Jose Mourinho refuses to apologize for the media’s singling out of Eva Carneiro

Jose Mourinho flipped out when physiotherapist Jon Fearn and first team doctor/assistant medical director Eva Carneiro ran onto the pitch late in Chelsea’s 2–2 home draw with Swansea in their season opener to treat Eden Hazard. Mourinho thought they were impulsively costing the team another player as Chelsea desperately sought a winning goal despite playing with 10 men, since Hazard would have to leave the pitch to be treated once they emerged.

After the final whistle, he called them out in front of the press.

“I was unhappy with my medical staff. They were impulsive and naive,” Mourinho told Sky Sports.

“Whether you are a kit man, doctor or secretary on the bench you have to understand the game.

“You have to know you have one player less and to assist a player you must be sure he has a serious problem. I was sure Eden did not have a serious problem. He had a knock. He was tired.”

This was all it took for every major media outlet covering the story to turn the matter into a competition to see who could publish the most pictures of Dr. Carneiro (including holiday snaps, her ice bucket challenge video, and one of her eating a cupcake…because that’s all very relevant). It should be noted, however, that she had not changed her name to “Medical Staff” at any point in her life.

Carneiro had long been the obsession of football fans on social media, whose hormone befuddled minds have been consistently overwhelmed by the concept of an attractive woman serving as the doctor for a Premier League club. This was the legitimate media’s chance to finally tap into this. She was the innocent victim of Mourinho’s tyranny. Jon Fearn, who was the first to run onto the pitch and also exists, as well as Paco Boisca, Chelsea’s medical director, were somehow excluded from most discussion of the situation.

With the media focus squarely on portraying her as the sole victim, Carneiro posted a brief message on Facebook thanking the general public for their support. Though she didn’t clarify whether she meant support against Mourinho or the press.

As the story chugged through the week, gaining steam with every click, Mourinho was proven wrong in his criticism as it was revealed that the referee had summoned Chelsea’s medical team onto the pitch to treat Hazard, making their actions compulsory. This only made subsequent reports of Carneiro being sacked from matchday duties and banished from the dressing room more outrage inducing.

Despite the constant updates and reports of possible legal action from Carneiro, Mourinho and Chelsea remained silent until his regular Friday press conference. He said he wouldn’t answer questions about the controversy, but did issue a statement, which effectively deflated much of the week’s bluster and gave the club’s medical director his first namecheck of the week.

“First of all I want to say I have a fantastic medical department with a top leader, Dr Paco Biosca,” began Mourinho, “and with more than a dozen professionals between doctors, physios, masseurs and specialists in different areas. I have a very good relationship with them.
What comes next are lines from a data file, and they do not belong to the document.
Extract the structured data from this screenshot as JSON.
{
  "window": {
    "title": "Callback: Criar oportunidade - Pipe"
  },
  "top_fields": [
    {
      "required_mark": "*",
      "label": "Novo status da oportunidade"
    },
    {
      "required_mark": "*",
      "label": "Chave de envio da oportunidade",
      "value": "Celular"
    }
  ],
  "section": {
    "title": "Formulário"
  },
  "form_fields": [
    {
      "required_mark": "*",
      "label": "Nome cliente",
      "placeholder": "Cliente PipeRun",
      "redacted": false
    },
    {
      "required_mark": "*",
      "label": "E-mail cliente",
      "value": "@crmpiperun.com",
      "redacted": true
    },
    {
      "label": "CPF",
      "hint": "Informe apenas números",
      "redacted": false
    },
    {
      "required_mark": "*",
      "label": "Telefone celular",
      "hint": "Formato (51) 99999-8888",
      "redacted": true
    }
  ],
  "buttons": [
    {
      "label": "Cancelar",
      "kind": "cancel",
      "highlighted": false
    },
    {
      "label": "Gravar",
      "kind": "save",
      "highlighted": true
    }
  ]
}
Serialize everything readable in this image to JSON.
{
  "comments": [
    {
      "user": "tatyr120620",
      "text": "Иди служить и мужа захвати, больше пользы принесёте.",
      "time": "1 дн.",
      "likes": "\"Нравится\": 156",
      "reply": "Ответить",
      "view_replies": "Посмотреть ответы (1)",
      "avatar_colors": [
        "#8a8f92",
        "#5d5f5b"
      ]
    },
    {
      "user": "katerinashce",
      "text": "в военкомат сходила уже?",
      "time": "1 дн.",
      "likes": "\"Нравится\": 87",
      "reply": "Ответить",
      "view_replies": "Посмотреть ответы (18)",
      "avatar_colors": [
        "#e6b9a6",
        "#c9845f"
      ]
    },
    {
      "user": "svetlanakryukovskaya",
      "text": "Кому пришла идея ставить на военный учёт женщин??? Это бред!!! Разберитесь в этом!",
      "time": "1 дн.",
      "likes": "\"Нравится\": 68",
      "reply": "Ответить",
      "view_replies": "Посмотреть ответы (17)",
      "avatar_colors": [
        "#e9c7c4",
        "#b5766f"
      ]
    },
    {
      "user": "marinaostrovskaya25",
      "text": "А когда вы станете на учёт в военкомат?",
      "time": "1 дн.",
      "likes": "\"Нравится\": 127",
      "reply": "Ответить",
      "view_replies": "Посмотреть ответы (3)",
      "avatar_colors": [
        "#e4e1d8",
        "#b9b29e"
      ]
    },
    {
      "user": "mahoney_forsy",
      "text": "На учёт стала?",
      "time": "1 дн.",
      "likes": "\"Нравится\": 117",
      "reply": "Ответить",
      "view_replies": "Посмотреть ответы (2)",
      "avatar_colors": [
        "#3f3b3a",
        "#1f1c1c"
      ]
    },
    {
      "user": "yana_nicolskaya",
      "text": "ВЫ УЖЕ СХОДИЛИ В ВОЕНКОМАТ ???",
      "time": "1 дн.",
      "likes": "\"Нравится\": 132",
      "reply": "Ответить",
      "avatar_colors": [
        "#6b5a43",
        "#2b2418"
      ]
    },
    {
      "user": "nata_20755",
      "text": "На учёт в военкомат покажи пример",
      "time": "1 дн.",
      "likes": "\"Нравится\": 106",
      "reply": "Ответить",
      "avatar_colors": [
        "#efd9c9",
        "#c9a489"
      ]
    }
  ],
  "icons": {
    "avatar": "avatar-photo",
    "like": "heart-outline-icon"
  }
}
“As they tell me all the time they were never praised so much as they were by me in the last couple of years. Normally when things go well managers keep it for themselves, and when they have problems with injuries is when they speak about the medical department.

“As they also told me yesterday, we had disagreements during this period, we need disagreements to improve, we work together and we improve together. That’s the way we do things. I want to make this very, very clear.

“For some people the bench is very important, and I understand for you it’s also very important, but for other people it’s not important. For other people the most important thing is not what people think you do, it’s what you do.

“The bench is my responsibility, yes,” continued our manager. “It’s my decision, nobody else’s decision. Every week I face a decision about the bench. With 25 players, we have 11 on the pitch, seven on the bench, so seven are not even on the bench. I have to choose. I have seven assistants, only four can go on the bench. I have to choose three of them. We have four kitmen, only one goes on the bench, three stay out.

“With the medical department, only two go on the bench, and we are more than a dozen. It’s important to be on the bench for some, but for others it’s more important what their contribution is behind the scenes, and what they do for the good of the team.

“Jon Fearn and Dr Carneiro will not be on the bench, but it doesn’t mean Sunday is the rest of our season or the rest of our careers. They will not be on the bench on Sunday, that’s clear, that’s my decision, that’s my responsibility, but that doesn’t mean they cannot be in the future.”

So, no one is getting sacked or sued, but Fearn and Carneiro won’t be on the bench for a week, which could be just as much about the public scrutiny this matter has received as it is about Mourinho’s anger.

In the end, this was a dumb thing that many people should have handled better. Mourinho shouldn’t have said what he did, Chelsea should have resolved it before it ran on all week, and the press shouldn’t have been so thirsty.

And that was the first week of the season.